    While we aren't contrarian for the sake of being contrary, more often than not that is the position in which we find ourselves. Today, with the media falling all over itself to paint a rosy outlook for the economy while simultaneously voicing encouragement to the new administration in its remake of the nation in previously unimaginable ways, it's hard not to question our conviction that the worst is yet to come. Could the economy really recover this quickly from the traumatic trifecta of a record real estate bubble, leviathan levels of debt, and a global credit collapse? We don't see...
  • Bernanke: haunted by fear of another Great Depression

    08/25/2009 12:49:30 PM PDT · by Cheap_Hessian · 21 replies · 790+ views
    Breitbart (AFP) ^ | August 25, 2009
    Federal Reserve Bank chairman Ben Bernanke, who was reappointed to a second four-year term Tuesday, is a renowned expert on the Great Depression, driven to avoid a repeat of such devastation. Bernanke has earned plaudits for helping steer the US economy through one of its most perilous periods and toward recovery, with President Barack Obama repeatedly thanking him for his contribution. He was aided in his bid for a second term at the helm of the Fed by the strong working relationship he has forged with Democrat Obama's economic team -- despite being a holdover from George W. Bush's Republican...
  • BANKING CRISIS DWARFS THE DEPRESSION

    08/25/2009 7:03:34 AM PDT · by UncleVanya · 9 replies · 880+ views
    TheStreet.com ^ | 08/24/09 | John Lounsbury
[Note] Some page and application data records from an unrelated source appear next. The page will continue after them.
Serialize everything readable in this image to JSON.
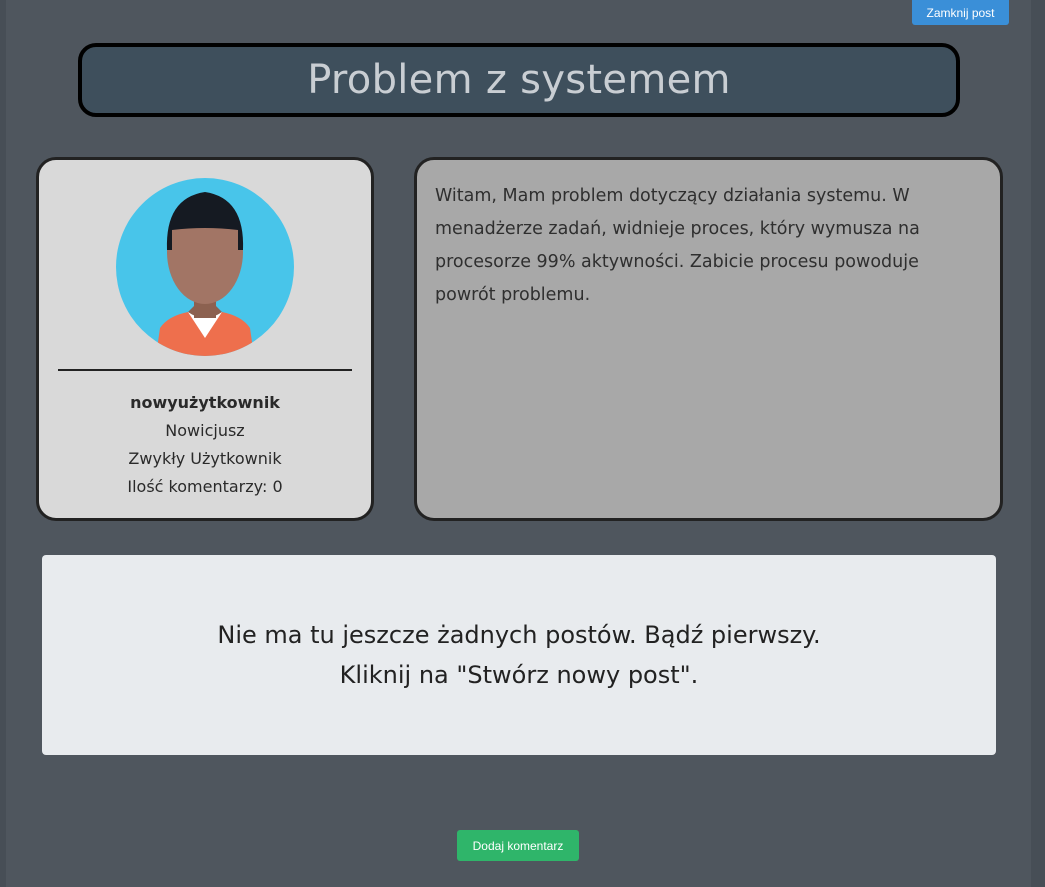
{
  "toolbar": {
    "close_post_label": "Zamknij post"
  },
  "post": {
    "title": "Problem z systemem",
    "body": "Witam, Mam problem dotyczący działania systemu. W menadżerze zadań, widnieje proces, który wymusza na procesorze 99% aktywności. Zabicie procesu powoduje powrót problemu."
  },
  "author": {
    "avatar_icon": "user-avatar-icon",
    "username": "nowyużytkownik",
    "rank": "Nowicjusz",
    "role": "Zwykły Użytkownik",
    "comment_count": "Ilość komentarzy: 0"
  },
  "comments": {
    "empty_line1": "Nie ma tu jeszcze żadnych postów. Bądź pierwszy.",
    "empty_line2": "Kliknij na \"Stwórz nowy post\"."
  },
  "actions": {
    "add_comment_label": "Dodaj komentarz"
  },
  "colors": {
    "close_button": "#3a8fd8",
    "add_button": "#2fb56a",
    "avatar_bg": "#48c5ea",
    "avatar_shirt": "#ee6f4d"
  }
}
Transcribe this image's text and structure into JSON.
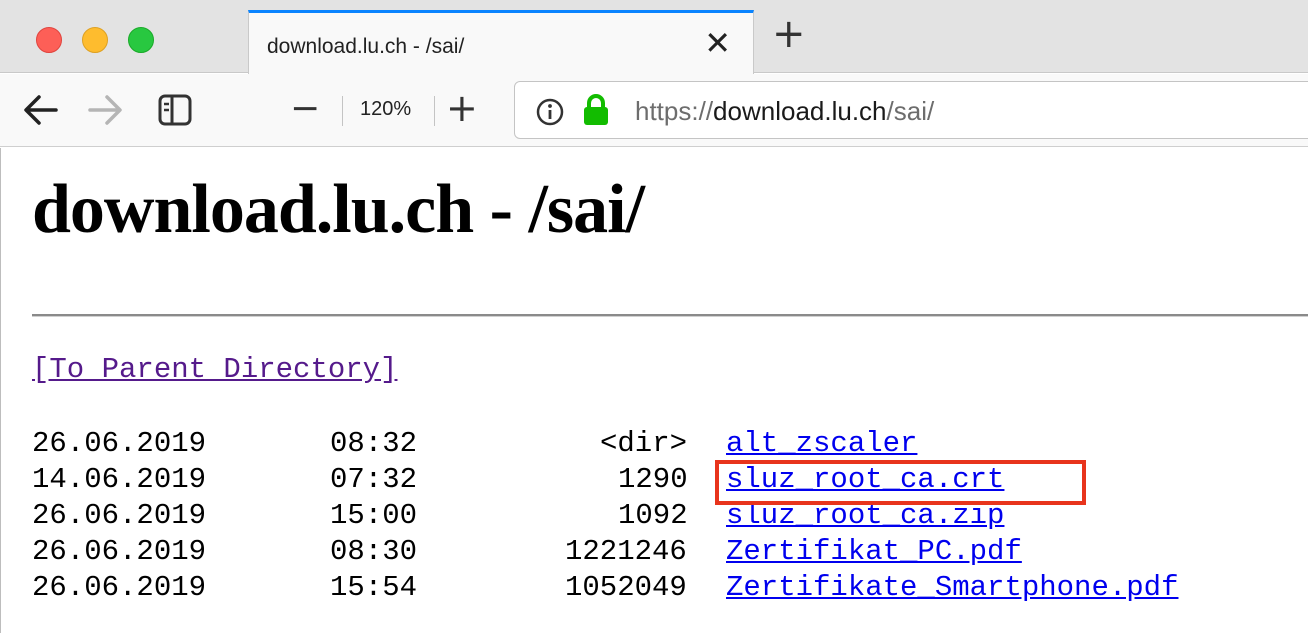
{
  "tab": {
    "title": "download.lu.ch - /sai/",
    "close_glyph": "✕",
    "new_tab_glyph": "+"
  },
  "nav": {
    "back_icon": "back-arrow-icon",
    "forward_icon": "forward-arrow-icon",
    "reader_icon": "reader-view-icon",
    "zoom_out_glyph": "−",
    "zoom_level": "120%",
    "zoom_in_glyph": "+",
    "url_prefix": "https://",
    "url_host": "download.lu.ch",
    "url_path": "/sai/"
  },
  "page": {
    "title": "download.lu.ch - /sai/",
    "parent_link": "[To Parent Directory]",
    "entries": [
      {
        "date": "26.06.2019",
        "time": "08:32",
        "size": "<dir>",
        "name": "alt_zscaler"
      },
      {
        "date": "14.06.2019",
        "time": "07:32",
        "size": "1290",
        "name": "sluz_root_ca.crt"
      },
      {
        "date": "26.06.2019",
        "time": "15:00",
        "size": "1092",
        "name": "sluz_root_ca.zip"
      },
      {
        "date": "26.06.2019",
        "time": "08:30",
        "size": "1221246",
        "name": "Zertifikat_PC.pdf"
      },
      {
        "date": "26.06.2019",
        "time": "15:54",
        "size": "1052049",
        "name": "Zertifikate_Smartphone.pdf"
      }
    ]
  },
  "colors": {
    "link_unvisited": "#0000ee",
    "link_visited": "#551a8b",
    "highlight": "#e8341c",
    "lock_green": "#12bc00",
    "tab_accent": "#0a84ff"
  }
}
    Excerpt ... Assets for failures for [the current] crisis total $7.1 trillion to date. This is nearly eight times the assets compared with the inflation-adjusted total for the S&L crisis. The data for bank failures in the Great Depression is shown in the following table. The total deposits involved were about $7.6 billion over a span of 13 years. Adjusted for inflation, that is $100 billion in 2009 dollars. The size of the crisis today, adjusted for inflation, is more than 70 times larger than the entire Great Depression. It's unlikely that bank failures can peak until we are close...